Give the records once more, exactly as they stand.

### DATA SHOWN
---+---

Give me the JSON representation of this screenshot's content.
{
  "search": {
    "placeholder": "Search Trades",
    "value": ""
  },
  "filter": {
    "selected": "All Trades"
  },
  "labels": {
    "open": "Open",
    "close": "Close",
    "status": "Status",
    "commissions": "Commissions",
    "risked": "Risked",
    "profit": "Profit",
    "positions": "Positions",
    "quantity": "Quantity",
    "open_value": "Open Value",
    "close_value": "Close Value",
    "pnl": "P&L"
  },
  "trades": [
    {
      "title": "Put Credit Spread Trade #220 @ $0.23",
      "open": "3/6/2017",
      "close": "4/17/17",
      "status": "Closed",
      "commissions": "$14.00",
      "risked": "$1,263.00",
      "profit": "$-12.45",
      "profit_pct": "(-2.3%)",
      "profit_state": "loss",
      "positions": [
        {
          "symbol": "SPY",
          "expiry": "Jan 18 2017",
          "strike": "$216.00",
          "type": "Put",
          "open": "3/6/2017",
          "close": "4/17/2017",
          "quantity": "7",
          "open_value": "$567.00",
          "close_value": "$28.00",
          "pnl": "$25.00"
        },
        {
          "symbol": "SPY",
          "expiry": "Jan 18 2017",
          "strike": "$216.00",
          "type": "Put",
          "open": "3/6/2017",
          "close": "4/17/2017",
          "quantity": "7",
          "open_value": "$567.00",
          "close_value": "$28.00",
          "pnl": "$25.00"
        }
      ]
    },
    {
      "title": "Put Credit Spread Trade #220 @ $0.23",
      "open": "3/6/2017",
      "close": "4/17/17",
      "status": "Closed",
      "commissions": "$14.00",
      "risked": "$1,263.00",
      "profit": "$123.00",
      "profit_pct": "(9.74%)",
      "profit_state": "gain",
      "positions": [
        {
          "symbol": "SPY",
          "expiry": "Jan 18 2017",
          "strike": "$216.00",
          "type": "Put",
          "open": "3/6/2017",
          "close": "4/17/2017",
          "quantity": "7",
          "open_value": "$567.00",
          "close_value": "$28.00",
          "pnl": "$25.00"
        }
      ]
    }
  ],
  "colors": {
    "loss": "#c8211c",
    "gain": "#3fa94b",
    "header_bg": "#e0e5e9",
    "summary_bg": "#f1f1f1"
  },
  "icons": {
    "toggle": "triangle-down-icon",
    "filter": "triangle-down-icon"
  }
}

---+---

### SOLUTION BELOW
Give me the JSON representation of this screenshot's content.
{
  "search": {
    "placeholder": "Search Trades",
    "value": ""
  },
  "filter": {
    "selected": "All Trades"
  },
  "labels": {
    "open": "Open",
    "close": "Close",
    "status": "Status",
    "commissions": "Commissions",
    "risked": "Risked",
    "profit": "Profit",
    "positions": "Positions",
    "quantity": "Quantity",
    "open_value": "Open Value",
    "close_value": "Close Value",
    "pnl": "P&L"
  },
  "trades": [
    {
      "title": "Put Credit Spread Trade #220 @ $0.23",
      "open": "3/6/2017",
      "close": "4/17/17",
      "status": "Closed",
      "commissions": "$14.00",
      "risked": "$1,263.00",
      "profit": "$-12.45",
      "profit_pct": "(-2.3%)",
      "profit_state": "loss",
      "positions": [
        {
          "symbol": "SPY",
          "expiry": "Jan 18 2017",
          "strike": "$216.00",
          "type": "Put",
          "open": "3/6/2017",
          "close": "4/17/2017",
          "quantity": "7",
          "open_value": "$567.00",
          "close_value": "$28.00",
          "pnl": "$25.00"
        },
        {
          "symbol": "SPY",
          "expiry": "Jan 18 2017",
          "strike": "$216.00",
          "type": "Put",
          "open": "3/6/2017",
          "close": "4/17/2017",
          "quantity": "7",
          "open_value": "$567.00",
          "close_value": "$28.00",
          "pnl": "$25.00"
        }
      ]
    },
    {
      "title": "Put Credit Spread Trade #220 @ $0.23",
      "open": "3/6/2017",
      "close": "4/17/17",
      "status": "Closed",
      "commissions": "$14.00",
      "risked": "$1,263.00",
      "profit": "$123.00",
      "profit_pct": "(9.74%)",
      "profit_state": "gain",
      "positions": [
        {
          "symbol": "SPY",
          "expiry": "Jan 18 2017",
          "strike": "$216.00",
          "type": "Put",
          "open": "3/6/2017",
          "close": "4/17/2017",
          "quantity": "7",
          "open_value": "$567.00",
          "close_value": "$28.00",
          "pnl": "$25.00"
        }
      ]
    }
  ],
  "colors": {
    "loss": "#c8211c",
    "gain": "#3fa94b",
    "header_bg": "#e0e5e9",
    "summary_bg": "#f1f1f1"
  },
  "icons": {
    "toggle": "triangle-down-icon",
    "filter": "triangle-down-icon"
  }
}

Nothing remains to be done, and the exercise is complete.